Relatable though it might be, no one can deny that Ansari's simplicity and cordiality were in direct contrast to Hathiram's rugged, cantankerous demeanor. And yet, their chemistry was undeniable. Perhaps because, much like their characters, Ishwak and Jaideep's style of acting was also contrastingly complimentary. 

That's where the magic happens because when you're with him (Jaideep), who is so good with his work. While his way of doing things, purely technically, acting-wise, is very different from how I do a scene. (But) seeing two completely different art forms coming together, and you don't know, it's unpredictable how it's going to pan out, and it worked out fine. 

While he finds himself relating to a lot of characters in general, he's never given considerable thought to a character he'd choose over Ansari from Paatal Lok. Perhaps that also explains, not just his view on the insider vs. outsider gap in the industry, but also the actors he looks up to for inspiration. 

I never applied my mind to it. You're aware of certain realities.
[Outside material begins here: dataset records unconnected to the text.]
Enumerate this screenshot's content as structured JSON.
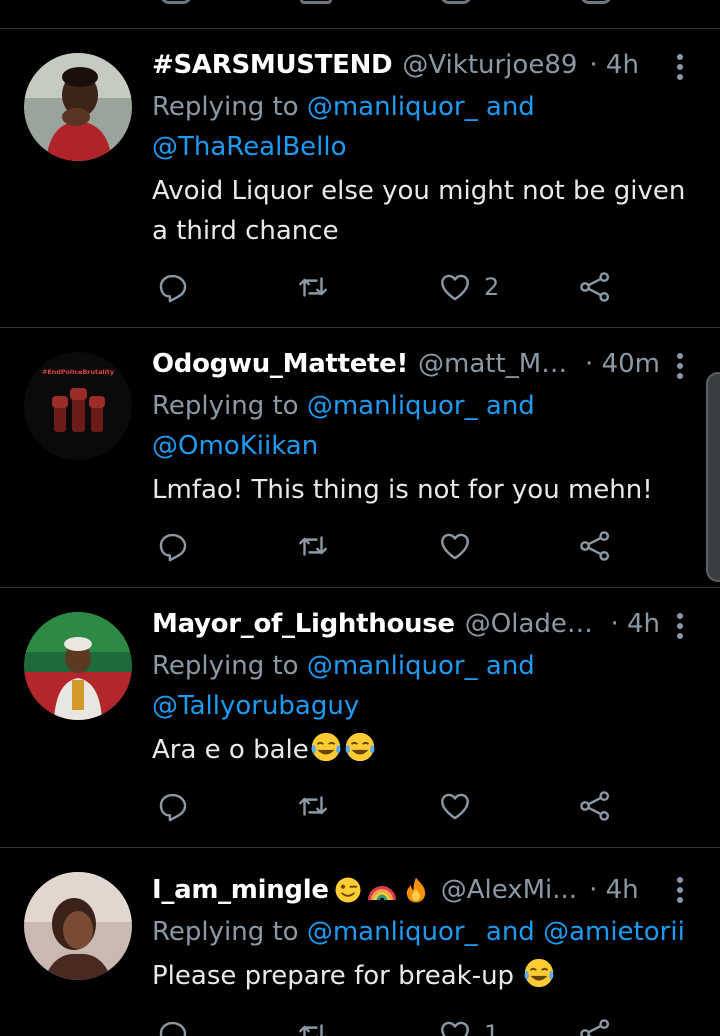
{
  "tweets": [
    {
      "display_name": "#SARSMUSTEND",
      "handle": "@Vikturjoe89",
      "time": "· 4h",
      "replying_prefix": "Replying to ",
      "reply_mention_1": "@manliquor_",
      "reply_and": " and",
      "reply_mention_2": "@ThaRealBello",
      "text": "Avoid Liquor else you might not be given a third chance",
      "like_count": "2"
    },
    {
      "display_name": "Odogwu_Mattete!",
      "handle": "@matt_Me...",
      "time": "· 40m",
      "replying_prefix": "Replying to ",
      "reply_mention_1": "@manliquor_",
      "reply_and": " and",
      "reply_mention_2": "@OmoKiikan",
      "text": "Lmfao! This thing is not for you mehn!",
      "avatar_text": "#EndPoliceBrutality",
      "like_count": ""
    },
    {
      "display_name": "Mayor_of_Lighthouse",
      "handle": "@Oladel...",
      "time": "· 4h",
      "replying_prefix": "Replying to ",
      "reply_mention_1": "@manliquor_",
      "reply_and": " and",
      "reply_mention_2": "@Tallyorubaguy",
      "text": "Ara e o bale",
      "like_count": ""
    },
    {
      "display_name": "I_am_mingle",
      "handle": "@AlexMi...",
      "time": "· 4h",
      "replying_prefix": "Replying to ",
      "reply_mention_1": "@manliquor_",
      "reply_and": " and ",
      "reply_mention_2": "@amietorii",
      "text": "Please prepare for break-up ",
      "like_count": "1"
    }
  ],
  "icons": {
    "reply": "reply-icon",
    "retweet": "retweet-icon",
    "like": "heart-icon",
    "share": "share-icon",
    "more": "more-vertical-icon"
  },
  "colors": {
    "background": "#000000",
    "text": "#e7e9ea",
    "muted": "#8b98a5",
    "link": "#1d9bf0",
    "divider": "#2f3336"
  }
}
So why I went to a theatre group was one, of course, to get my feet wet. But once you're aware of things and you know what kind of work is going on and there are certain actors you look up to, Irrfan, Naseer saab, and you see their journey and to be in that group. I love this whole process of going through casting and sort of competing. I've been a sportsman and that sportsman spirit of 'let the best man win' - I've always enjoyed that. I've immense faith in the industry. I've never felt cheated. I've always felt I got what I deserved at that point of time. Chota role mila toh shayad utna hi deserve karta tha. 

Perhaps it's this 'personal motivation', as Ishwak puts it, that has led him to work with a director like Nikhil Advani, (for the film The Apartment, a part of the Amazon Prime Original's anthology Unpaused), who he always wanted to work with. 

To work with Nikhil Advani and to get that kind of pat on the back from a director like him is so encouraging. You feel like that this thing that I go out and do, it works. You get appreciated by doing an assignment, and when the big guys like your work, that's how you build your conviction. 

While his dream of working with Nikhil Advani may have come true, there is a desire that is destined to remain unfulfilled - to work with Irrfan Khan, the actor whose work he was most inspired by. 

Been inspired by the Khans, by Mr. Bachchan... when I was in my theatre, I followed Naseer saab very closely. Or the newer generation like Pankaj Tripathi or the people who came just before me, Iike Jaideep is great, Vijay is doing great work, Raj is amazing. But the thing is, I was always very open to work with Irrfan sir but that's something that... his movies have inspired me like probably none other. 

While cinema and Mumbai may be his life now, it wasn't always so. He grew up in Delhi, and the joy in his voice when he talks about his childhood is impossible to miss. Because while Mumbai may have always had a soft corner in his heart, it's Delhi that is his heart... and apparently, also the 'love' of his life.   

Delhi is my place. The good, old Dehli - I have so many hang out spots. I actually find myself going to Khan Market so often, just one of those cafes, read a book and chill there. Or go to my school, Modern School... great times growing up, Connaught Place, South Delhi, all these markets. Or the coffee shop my Dad used to take me to after school. It's like reliving your childhood and I had a great childhood growing up in Delhi. Still not bad. But mostly I've lived in Delhi, and it's a very special place... Mujhe Maqbool ki woh line yaad aati hai, sabse meri favourite line and I'm going to quote that, "Delhi meri mashuqa hai, isko chhodke hum kahi nahi jaate." Halan ki Pankaj Kapur, another favourite actor, ne shayad Mumbai bola tha. 

Ishwak Singh's latest release, Unpaused, is currently streaming on Amazon Prime Video. 

All images from the Instagram account of Ishwak Singh, unless specified otherwise.